Return each line of the records holding the string "dati".

BEGIN

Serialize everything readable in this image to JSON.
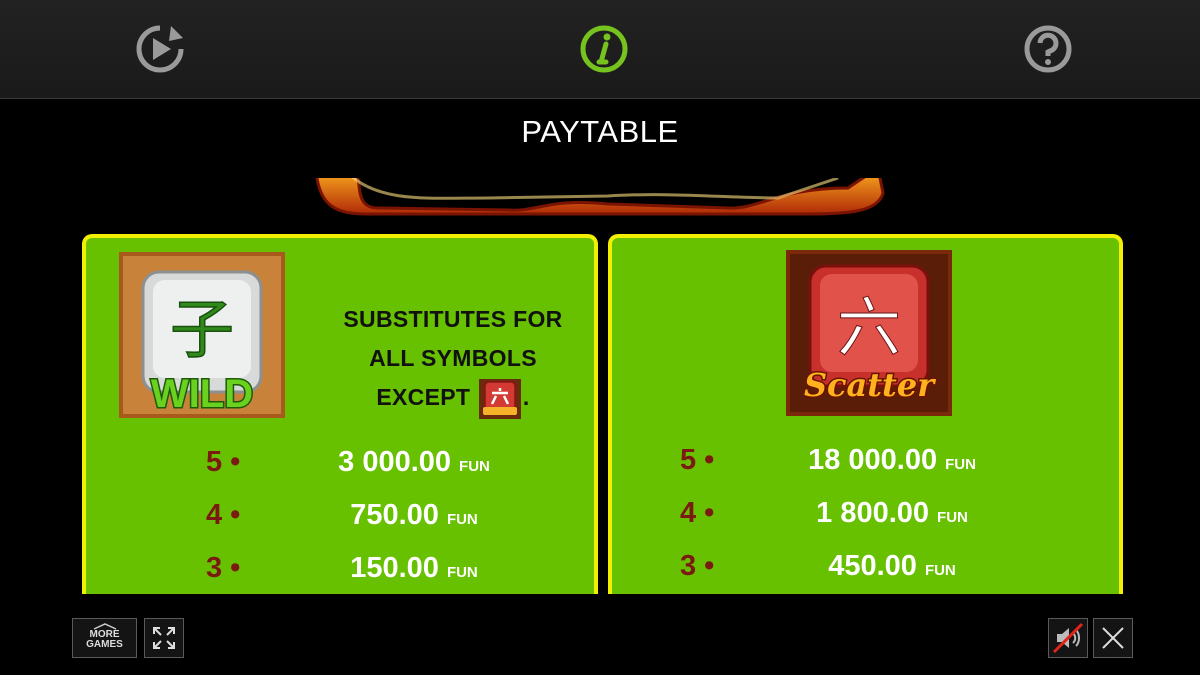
{
  "topbar": {
    "icons": [
      "replay-icon",
      "info-icon",
      "help-icon"
    ]
  },
  "title": "PAYTABLE",
  "wild_card": {
    "symbol_label": "WILD",
    "symbol_glyph": "子",
    "description_lines": [
      "SUBSTITUTES FOR",
      "ALL SYMBOLS",
      "EXCEPT"
    ],
    "description_end": ".",
    "payouts": [
      {
        "count": "5 •",
        "amount": "3 000.00",
        "unit": "FUN"
      },
      {
        "count": "4 •",
        "amount": "750.00",
        "unit": "FUN"
      },
      {
        "count": "3 •",
        "amount": "150.00",
        "unit": "FUN"
      }
    ]
  },
  "scatter_card": {
    "symbol_label": "Scatter",
    "symbol_glyph": "六",
    "payouts": [
      {
        "count": "5 •",
        "amount": "18 000.00",
        "unit": "FUN"
      },
      {
        "count": "4 •",
        "amount": "1 800.00",
        "unit": "FUN"
      },
      {
        "count": "3 •",
        "amount": "450.00",
        "unit": "FUN"
      }
    ]
  },
  "bottom": {
    "more_games_line1": "MORE",
    "more_games_line2": "GAMES"
  },
  "colors": {
    "card_bg": "#67c000",
    "card_border": "#f2f000",
    "count_color": "#7a1a10"
  }
}
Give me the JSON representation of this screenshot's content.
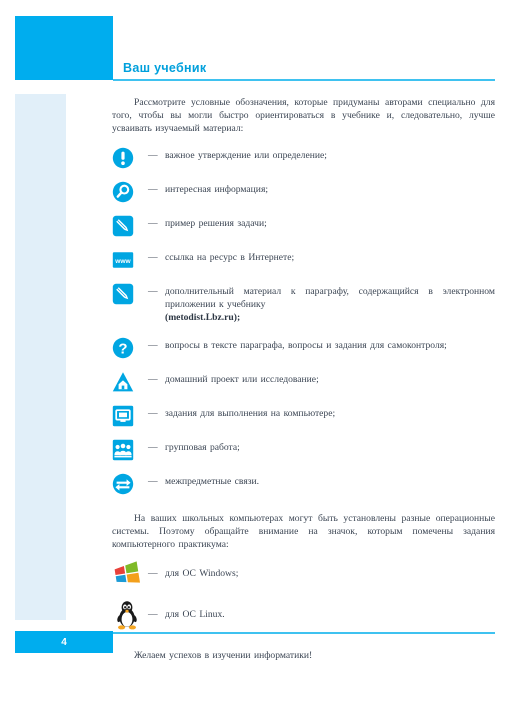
{
  "page": {
    "title": "Ваш учебник",
    "number": "4",
    "accent_color": "#00ADEE",
    "rule_color": "#3FC2F0",
    "margin_tint_color": "#E1EFF9",
    "text_color": "#3C4654"
  },
  "intro_paragraph": "Рассмотрите условные обозначения, которые придуманы авторами специально для того, чтобы вы могли быстро ориентироваться в учебнике и, следовательно, лучше усваивать изучаемый материал:",
  "legend": {
    "dash": "—",
    "items": [
      {
        "icon": "exclamation-circle-icon",
        "text": "важное утверждение или определение;"
      },
      {
        "icon": "magnifier-circle-icon",
        "text": "интересная информация;"
      },
      {
        "icon": "pencil-square-icon",
        "text": "пример решения задачи;"
      },
      {
        "icon": "www-square-icon",
        "text": "ссылка на ресурс в Интернете;"
      },
      {
        "icon": "pencil-supplement-icon",
        "text": "дополнительный материал к параграфу, содержащийся в электронном приложении к учебнику",
        "bold_suffix": "(metodist.Lbz.ru);"
      },
      {
        "icon": "question-circle-icon",
        "text": "вопросы в тексте параграфа, вопросы и задания для самоконтроля;"
      },
      {
        "icon": "home-triangle-icon",
        "text": "домашний проект или исследование;"
      },
      {
        "icon": "monitor-square-icon",
        "text": "задания для выполнения на компьютере;"
      },
      {
        "icon": "group-people-square-icon",
        "text": "групповая работа;"
      },
      {
        "icon": "two-arrows-circle-icon",
        "text": "межпредметные связи."
      }
    ]
  },
  "os_paragraph": "На ваших школьных компьютерах могут быть установлены разные операционные системы. Поэтому обращайте внимание на значок, которым помечены задания компьютерного практикума:",
  "os_list": {
    "dash": "—",
    "items": [
      {
        "icon": "windows-logo-icon",
        "text": "для ОС Windows;"
      },
      {
        "icon": "linux-tux-logo-icon",
        "text": "для ОС Linux."
      }
    ]
  },
  "closing_line": "Желаем успехов в изучении информатики!"
}
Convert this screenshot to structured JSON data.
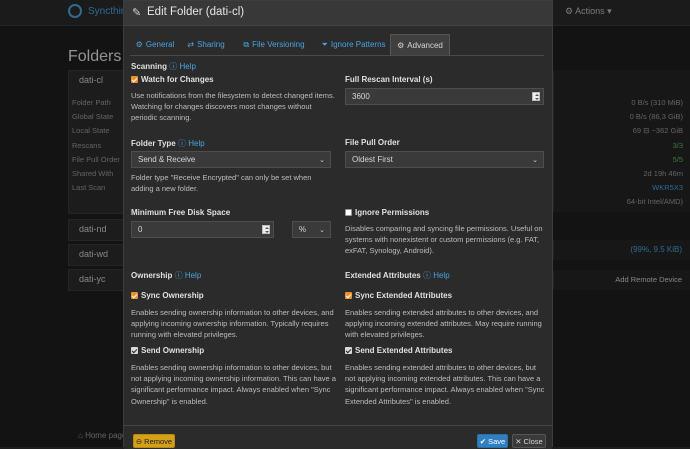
{
  "background": {
    "brand": "Syncthing",
    "actions_label": "Actions",
    "folders_title": "Folders",
    "folders": [
      "dati-cl",
      "dati-nd",
      "dati-wd",
      "dati-yc"
    ],
    "folder_info_labels": [
      "Folder Path",
      "Global State",
      "Local State",
      "Rescans",
      "File Pull Order",
      "Shared With",
      "Last Scan"
    ],
    "right_values": [
      "0 B/s (310 MiB)",
      "0 B/s (86,3 GiB)",
      "69  ⊟ ~362 GiB",
      "3/3",
      "5/5",
      "2d 19h 46m",
      "WKR5X3",
      "64-bit Intel/AMD)"
    ],
    "sync_status": "(99%, 9.5 KiB)",
    "add_remote_device": "Add Remote Device",
    "home_page": "Home page"
  },
  "modal": {
    "title": "Edit Folder (dati-cl)",
    "tabs": [
      {
        "label": "General",
        "icon": "gear"
      },
      {
        "label": "Sharing",
        "icon": "share"
      },
      {
        "label": "File Versioning",
        "icon": "files"
      },
      {
        "label": "Ignore Patterns",
        "icon": "filter"
      },
      {
        "label": "Advanced",
        "icon": "gears"
      }
    ],
    "help_label": "Help",
    "scanning": {
      "heading": "Scanning",
      "watch_label": "Watch for Changes",
      "watch_desc": "Use notifications from the filesystem to detect changed items. Watching for changes discovers most changes without periodic scanning."
    },
    "rescan": {
      "label": "Full Rescan Interval (s)",
      "value": "3600"
    },
    "folder_type": {
      "label": "Folder Type",
      "value": "Send & Receive",
      "desc": "Folder type \"Receive Encrypted\" can only be set when adding a new folder."
    },
    "pull_order": {
      "label": "File Pull Order",
      "value": "Oldest First"
    },
    "min_disk": {
      "label": "Minimum Free Disk Space",
      "value": "0",
      "unit": "%"
    },
    "ignore_perms": {
      "label": "Ignore Permissions",
      "desc": "Disables comparing and syncing file permissions. Useful on systems with nonexistent or custom permissions (e.g. FAT, exFAT, Synology, Android)."
    },
    "ownership": {
      "heading": "Ownership",
      "sync_label": "Sync Ownership",
      "sync_desc": "Enables sending ownership information to other devices, and applying incoming ownership information. Typically requires running with elevated privileges.",
      "send_label": "Send Ownership",
      "send_desc": "Enables sending ownership information to other devices, but not applying incoming ownership information. This can have a significant performance impact. Always enabled when \"Sync Ownership\" is enabled."
    },
    "xattrs": {
      "heading": "Extended Attributes",
      "sync_label": "Sync Extended Attributes",
      "sync_desc": "Enables sending extended attributes to other devices, and applying incoming extended attributes. May require running with elevated privileges.",
      "send_label": "Send Extended Attributes",
      "send_desc": "Enables sending extended attributes to other devices, but not applying incoming extended attributes. This can have a significant performance impact. Always enabled when \"Sync Extended Attributes\" is enabled."
    },
    "footer": {
      "remove": "Remove",
      "save": "Save",
      "close": "Close"
    }
  },
  "colors": {
    "accent": "#4aa3df",
    "checkbox": "#e8912e",
    "remove": "#d4a017",
    "save": "#2f7fc1"
  }
}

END

Solution for this problem:
      "dati-cl",
      "dati-nd",
      "dati-wd",
      "dati-yc"
    "title": "Edit Folder (dati-cl)",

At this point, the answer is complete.